§ **TASK GOAL**: Below are some records. Copy every line in them that holds "screenshot".

*** Opening TASK INPUT ***

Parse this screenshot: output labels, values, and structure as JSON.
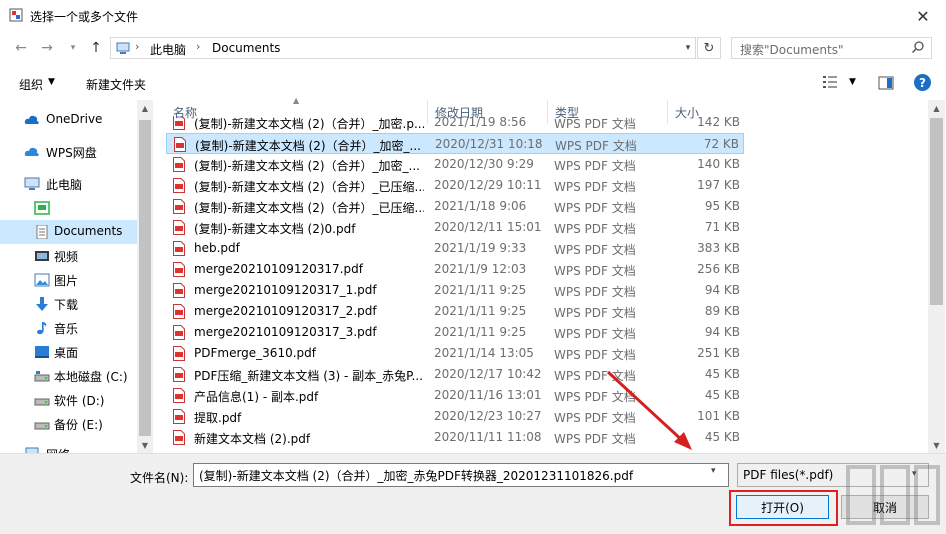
{
  "window": {
    "title": "选择一个或多个文件"
  },
  "address": {
    "breadcrumbs": [
      "此电脑",
      "Documents"
    ],
    "separator": "›",
    "search_placeholder": "搜索\"Documents\""
  },
  "toolbar": {
    "organize_label": "组织",
    "new_folder_label": "新建文件夹"
  },
  "nav": {
    "items": [
      {
        "label": "OneDrive",
        "icon": "cloud-icon"
      },
      {
        "label": "WPS网盘",
        "icon": "cloud-icon"
      },
      {
        "label": "此电脑",
        "icon": "computer-icon"
      },
      {
        "label": "",
        "icon": "wechat-folder-icon"
      },
      {
        "label": "Documents",
        "icon": "document-icon",
        "selected": true
      },
      {
        "label": "视频",
        "icon": "video-icon"
      },
      {
        "label": "图片",
        "icon": "picture-icon"
      },
      {
        "label": "下载",
        "icon": "download-icon"
      },
      {
        "label": "音乐",
        "icon": "music-icon"
      },
      {
        "label": "桌面",
        "icon": "desktop-icon"
      },
      {
        "label": "本地磁盘 (C:)",
        "icon": "drive-icon"
      },
      {
        "label": "软件 (D:)",
        "icon": "drive-icon"
      },
      {
        "label": "备份 (E:)",
        "icon": "drive-icon"
      },
      {
        "label": "网络",
        "icon": "network-icon"
      }
    ]
  },
  "columns": {
    "name": "名称",
    "date": "修改日期",
    "type": "类型",
    "size": "大小"
  },
  "files": [
    {
      "name": "(复制)-新建文本文档 (2)（合并）_加密.p...",
      "date": "2021/1/19 8:56",
      "type": "WPS PDF 文档",
      "size": "142 KB"
    },
    {
      "name": "(复制)-新建文本文档 (2)（合并）_加密_...",
      "date": "2020/12/31 10:18",
      "type": "WPS PDF 文档",
      "size": "72 KB",
      "selected": true
    },
    {
      "name": "(复制)-新建文本文档 (2)（合并）_加密_...",
      "date": "2020/12/30 9:29",
      "type": "WPS PDF 文档",
      "size": "140 KB"
    },
    {
      "name": "(复制)-新建文本文档 (2)（合并）_已压缩...",
      "date": "2020/12/29 10:11",
      "type": "WPS PDF 文档",
      "size": "197 KB"
    },
    {
      "name": "(复制)-新建文本文档 (2)（合并）_已压缩...",
      "date": "2021/1/18 9:06",
      "type": "WPS PDF 文档",
      "size": "95 KB"
    },
    {
      "name": "(复制)-新建文本文档 (2)0.pdf",
      "date": "2020/12/11 15:01",
      "type": "WPS PDF 文档",
      "size": "71 KB"
    },
    {
      "name": "heb.pdf",
      "date": "2021/1/19 9:33",
      "type": "WPS PDF 文档",
      "size": "383 KB"
    },
    {
      "name": "merge20210109120317.pdf",
      "date": "2021/1/9 12:03",
      "type": "WPS PDF 文档",
      "size": "256 KB"
    },
    {
      "name": "merge20210109120317_1.pdf",
      "date": "2021/1/11 9:25",
      "type": "WPS PDF 文档",
      "size": "94 KB"
    },
    {
      "name": "merge20210109120317_2.pdf",
      "date": "2021/1/11 9:25",
      "type": "WPS PDF 文档",
      "size": "89 KB"
    },
    {
      "name": "merge20210109120317_3.pdf",
      "date": "2021/1/11 9:25",
      "type": "WPS PDF 文档",
      "size": "94 KB"
    },
    {
      "name": "PDFmerge_3610.pdf",
      "date": "2021/1/14 13:05",
      "type": "WPS PDF 文档",
      "size": "251 KB"
    },
    {
      "name": "PDF压缩_新建文本文档 (3) - 副本_赤兔P...",
      "date": "2020/12/17 10:42",
      "type": "WPS PDF 文档",
      "size": "45 KB"
    },
    {
      "name": "产品信息(1) - 副本.pdf",
      "date": "2020/11/16 13:01",
      "type": "WPS PDF 文档",
      "size": "45 KB"
    },
    {
      "name": "提取.pdf",
      "date": "2020/12/23 10:27",
      "type": "WPS PDF 文档",
      "size": "101 KB"
    },
    {
      "name": "新建文本文档 (2).pdf",
      "date": "2020/11/11 11:08",
      "type": "WPS PDF 文档",
      "size": "45 KB"
    }
  ],
  "bottom": {
    "filename_label": "文件名(N):",
    "filename_value": "(复制)-新建文本文档 (2)（合并）_加密_赤兔PDF转换器_20201231101826.pdf",
    "filetype_value": "PDF files(*.pdf)",
    "open_label": "打开(O)",
    "cancel_label": "取消"
  },
  "colors": {
    "selection": "#cce8ff",
    "annotation": "#e02020",
    "accent": "#0078d7"
  }
}
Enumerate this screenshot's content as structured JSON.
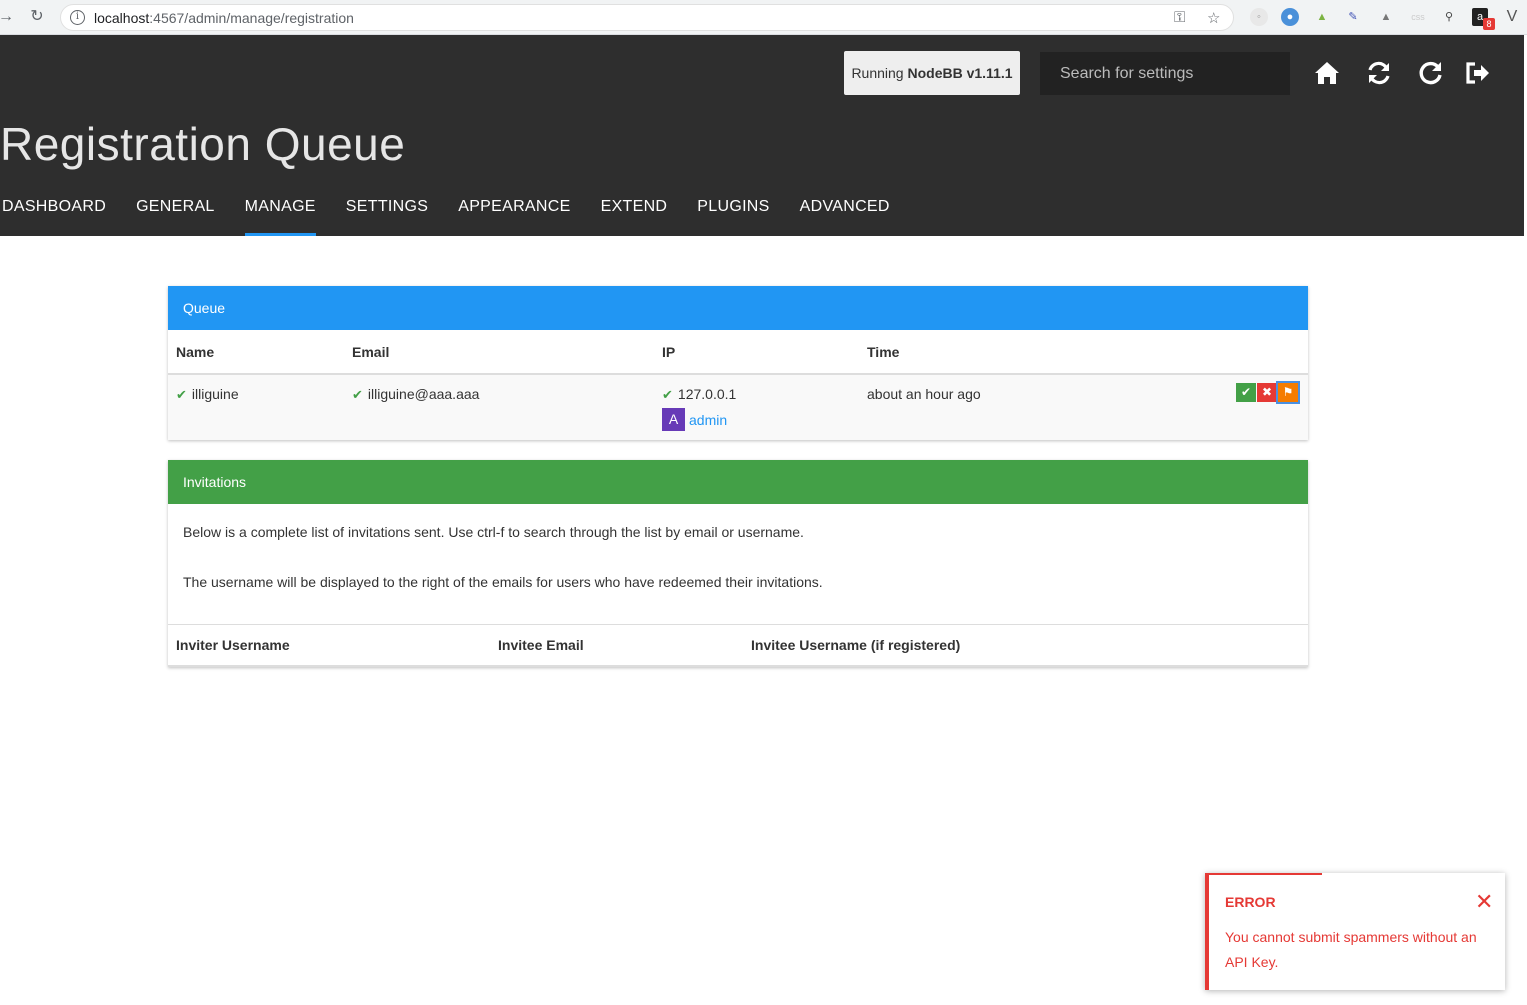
{
  "browser": {
    "url_host": "localhost",
    "url_path": ":4567/admin/manage/registration",
    "extension_badge": "8"
  },
  "header": {
    "version_prefix": "Running ",
    "version_name": "NodeBB v1.11.1",
    "search_placeholder": "Search for settings",
    "page_title": "Registration Queue",
    "tabs": [
      {
        "label": "DASHBOARD"
      },
      {
        "label": "GENERAL"
      },
      {
        "label": "MANAGE",
        "active": true
      },
      {
        "label": "SETTINGS"
      },
      {
        "label": "APPEARANCE"
      },
      {
        "label": "EXTEND"
      },
      {
        "label": "PLUGINS"
      },
      {
        "label": "ADVANCED"
      }
    ],
    "icons": [
      "home-icon",
      "refresh-icon",
      "restart-icon",
      "logout-icon"
    ]
  },
  "queue": {
    "heading": "Queue",
    "columns": [
      "Name",
      "Email",
      "IP",
      "Time"
    ],
    "rows": [
      {
        "name": "illiguine",
        "email": "illiguine@aaa.aaa",
        "ip": "127.0.0.1",
        "ip_user_avatar": "A",
        "ip_user": "admin",
        "time": "about an hour ago"
      }
    ],
    "actions": [
      "accept",
      "reject",
      "spam"
    ]
  },
  "invitations": {
    "heading": "Invitations",
    "text1": "Below is a complete list of invitations sent. Use ctrl-f to search through the list by email or username.",
    "text2": "The username will be displayed to the right of the emails for users who have redeemed their invitations.",
    "columns": [
      "Inviter Username",
      "Invitee Email",
      "Invitee Username (if registered)"
    ]
  },
  "toast": {
    "title": "ERROR",
    "message": "You cannot submit spammers without an API Key."
  },
  "colors": {
    "header_bg": "#2e2e2e",
    "queue_heading": "#2196f3",
    "invitations_heading": "#43a047",
    "accept": "#43a047",
    "reject": "#e53935",
    "spam": "#f57c00",
    "error": "#e53935"
  }
}
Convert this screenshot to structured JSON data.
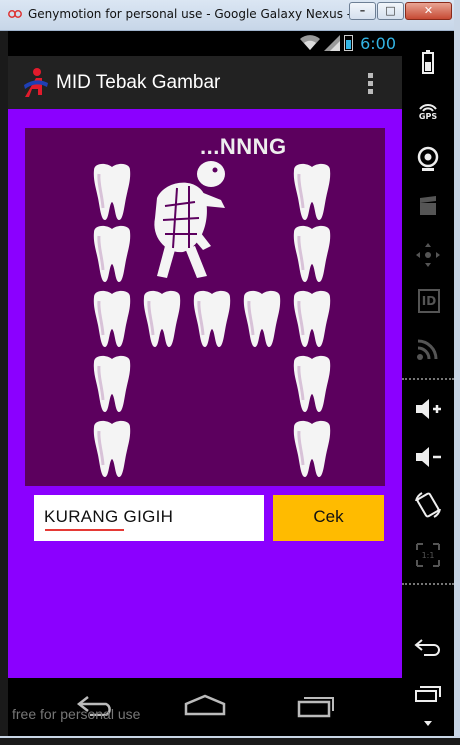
{
  "window": {
    "title": "Genymotion for personal use - Google Galaxy Nexus - 4.3 ...",
    "buttons": {
      "minimize": "–",
      "maximize": "□",
      "close": "✕"
    }
  },
  "status_bar": {
    "time": "6:00"
  },
  "action_bar": {
    "app_title": "MID Tebak Gambar"
  },
  "puzzle": {
    "hint_text": "...NNNG"
  },
  "answer": {
    "value": "KURANG GIGIH"
  },
  "check_button": {
    "label": "Cek"
  },
  "watermark": "free for personal use",
  "side_panel": {
    "gps_label": "GPS",
    "id_label": "ID"
  },
  "colors": {
    "content_bg": "#8b00ff",
    "puzzle_bg": "#5c005e",
    "button_bg": "#ffbb00",
    "clock": "#33b5e5"
  }
}
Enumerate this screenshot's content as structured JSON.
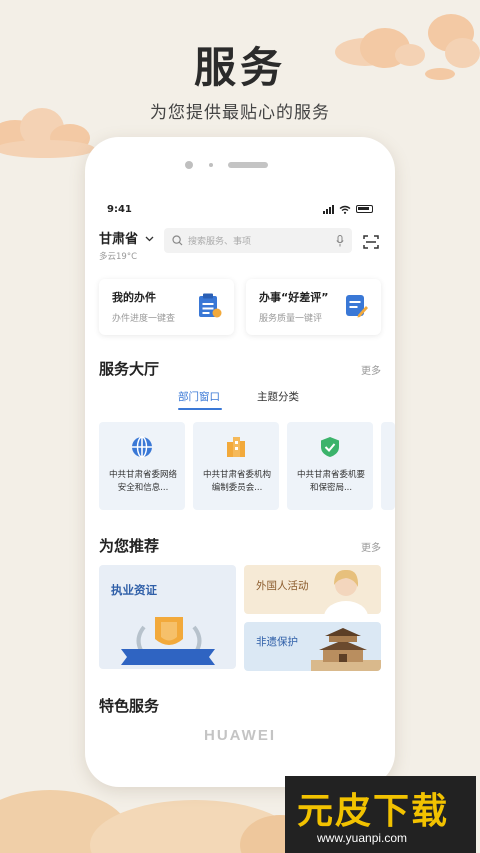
{
  "hero": {
    "title": "服务",
    "subtitle": "为您提供最贴心的服务"
  },
  "status_bar": {
    "time": "9:41"
  },
  "location": {
    "city": "甘肃省",
    "weather": "多云19°C"
  },
  "search": {
    "placeholder": "搜索服务、事项"
  },
  "quick_cards": [
    {
      "title": "我的办件",
      "desc": "办件进度一键查"
    },
    {
      "title": "办事“好差评”",
      "desc": "服务质量一键评"
    }
  ],
  "hall": {
    "title": "服务大厅",
    "more": "更多",
    "tabs": [
      {
        "label": "部门窗口",
        "active": true
      },
      {
        "label": "主题分类",
        "active": false
      }
    ],
    "tiles": [
      {
        "icon": "globe-shield-icon",
        "text": "中共甘肃省委网络安全和信息..."
      },
      {
        "icon": "building-icon",
        "text": "中共甘肃省委机构编制委员会..."
      },
      {
        "icon": "shield-check-icon",
        "text": "中共甘肃省委机要和保密局..."
      }
    ]
  },
  "recommend": {
    "title": "为您推荐",
    "more": "更多",
    "items": [
      {
        "label": "执业资证"
      },
      {
        "label": "外国人活动"
      },
      {
        "label": "非遗保护"
      }
    ]
  },
  "featured": {
    "title": "特色服务"
  },
  "device": {
    "brand": "HUAWEI"
  },
  "watermark": {
    "title": "元皮下载",
    "url": "www.yuanpi.com"
  },
  "colors": {
    "accent": "#3a78d6",
    "background": "#f3efe7",
    "cloud": "#f3c9a4"
  }
}
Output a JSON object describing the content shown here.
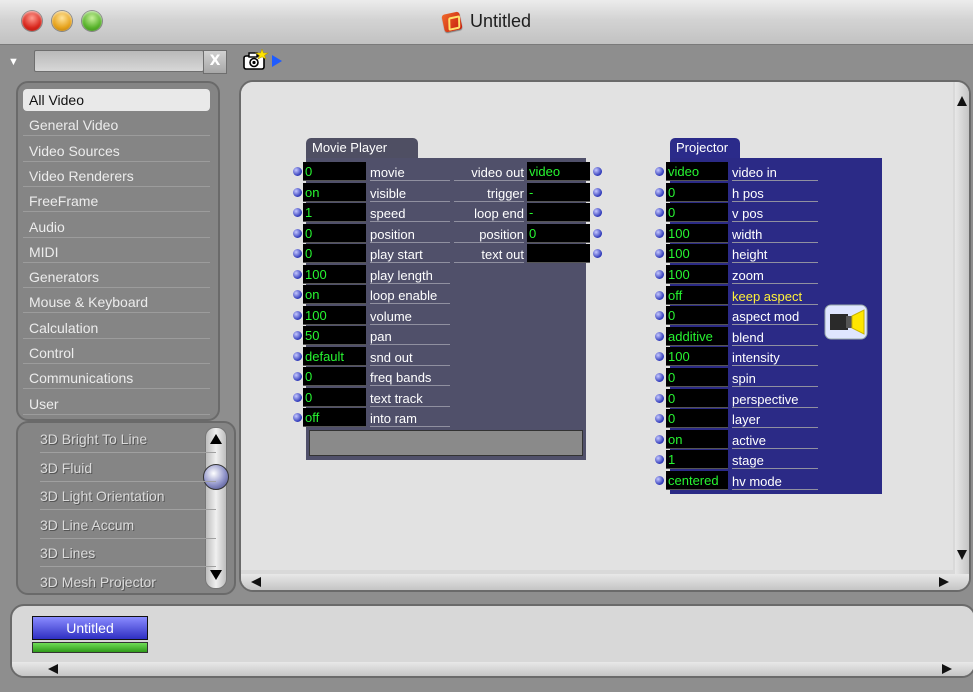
{
  "window": {
    "title": "Untitled"
  },
  "toolbar": {
    "camera_icon": "camera-icon",
    "play_icon": "play-triangle-icon"
  },
  "search": {
    "value": "",
    "clear_label": "X"
  },
  "categories": [
    {
      "label": "All Video",
      "selected": true
    },
    {
      "label": "General Video"
    },
    {
      "label": "Video Sources"
    },
    {
      "label": "Video Renderers"
    },
    {
      "label": "FreeFrame"
    },
    {
      "label": "Audio"
    },
    {
      "label": "MIDI"
    },
    {
      "label": "Generators"
    },
    {
      "label": "Mouse & Keyboard"
    },
    {
      "label": "Calculation"
    },
    {
      "label": "Control"
    },
    {
      "label": "Communications"
    },
    {
      "label": "User"
    }
  ],
  "modules": [
    {
      "label": "3D Bright To Line"
    },
    {
      "label": "3D Fluid"
    },
    {
      "label": "3D Light Orientation"
    },
    {
      "label": "3D Line Accum"
    },
    {
      "label": "3D Lines"
    },
    {
      "label": "3D Mesh Projector"
    }
  ],
  "movie_player": {
    "title": "Movie Player",
    "inputs": [
      {
        "value": "0",
        "label": "movie"
      },
      {
        "value": "on",
        "label": "visible"
      },
      {
        "value": "1",
        "label": "speed"
      },
      {
        "value": "0",
        "label": "position"
      },
      {
        "value": "0",
        "label": "play start"
      },
      {
        "value": "100",
        "label": "play length"
      },
      {
        "value": "on",
        "label": "loop enable"
      },
      {
        "value": "100",
        "label": "volume"
      },
      {
        "value": "50",
        "label": "pan"
      },
      {
        "value": "default",
        "label": "snd out"
      },
      {
        "value": "0",
        "label": "freq bands"
      },
      {
        "value": "0",
        "label": "text track"
      },
      {
        "value": "off",
        "label": "into ram"
      }
    ],
    "outputs": [
      {
        "label": "video out",
        "value": "video"
      },
      {
        "label": "trigger",
        "value": "-"
      },
      {
        "label": "loop end",
        "value": "-"
      },
      {
        "label": "position",
        "value": "0"
      },
      {
        "label": "text out",
        "value": ""
      }
    ]
  },
  "projector": {
    "title": "Projector",
    "inputs": [
      {
        "value": "video",
        "label": "video in"
      },
      {
        "value": "0",
        "label": "h pos"
      },
      {
        "value": "0",
        "label": "v pos"
      },
      {
        "value": "100",
        "label": "width"
      },
      {
        "value": "100",
        "label": "height"
      },
      {
        "value": "100",
        "label": "zoom"
      },
      {
        "value": "off",
        "label": "keep aspect",
        "highlight": true
      },
      {
        "value": "0",
        "label": "aspect mod"
      },
      {
        "value": "additive",
        "label": "blend"
      },
      {
        "value": "100",
        "label": "intensity"
      },
      {
        "value": "0",
        "label": "spin"
      },
      {
        "value": "0",
        "label": "perspective"
      },
      {
        "value": "0",
        "label": "layer"
      },
      {
        "value": "on",
        "label": "active"
      },
      {
        "value": "1",
        "label": "stage"
      },
      {
        "value": "centered",
        "label": "hv mode"
      }
    ]
  },
  "scenes": [
    {
      "label": "Untitled",
      "active": true
    }
  ],
  "colors": {
    "value_text": "#27f531",
    "highlight_label": "#fff13a",
    "movie_player_body": "#50506a",
    "projector_body": "#2b2a86",
    "scene_tab": "#2f2fc2"
  }
}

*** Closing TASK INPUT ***

§ **RESULT OF THE EXERCISE**:
Parse this screenshot: output labels, values, and structure as JSON.
Enumerate this screenshot's content as structured JSON.
Convert this screenshot to structured JSON data.
Enumerate this screenshot's content as structured JSON.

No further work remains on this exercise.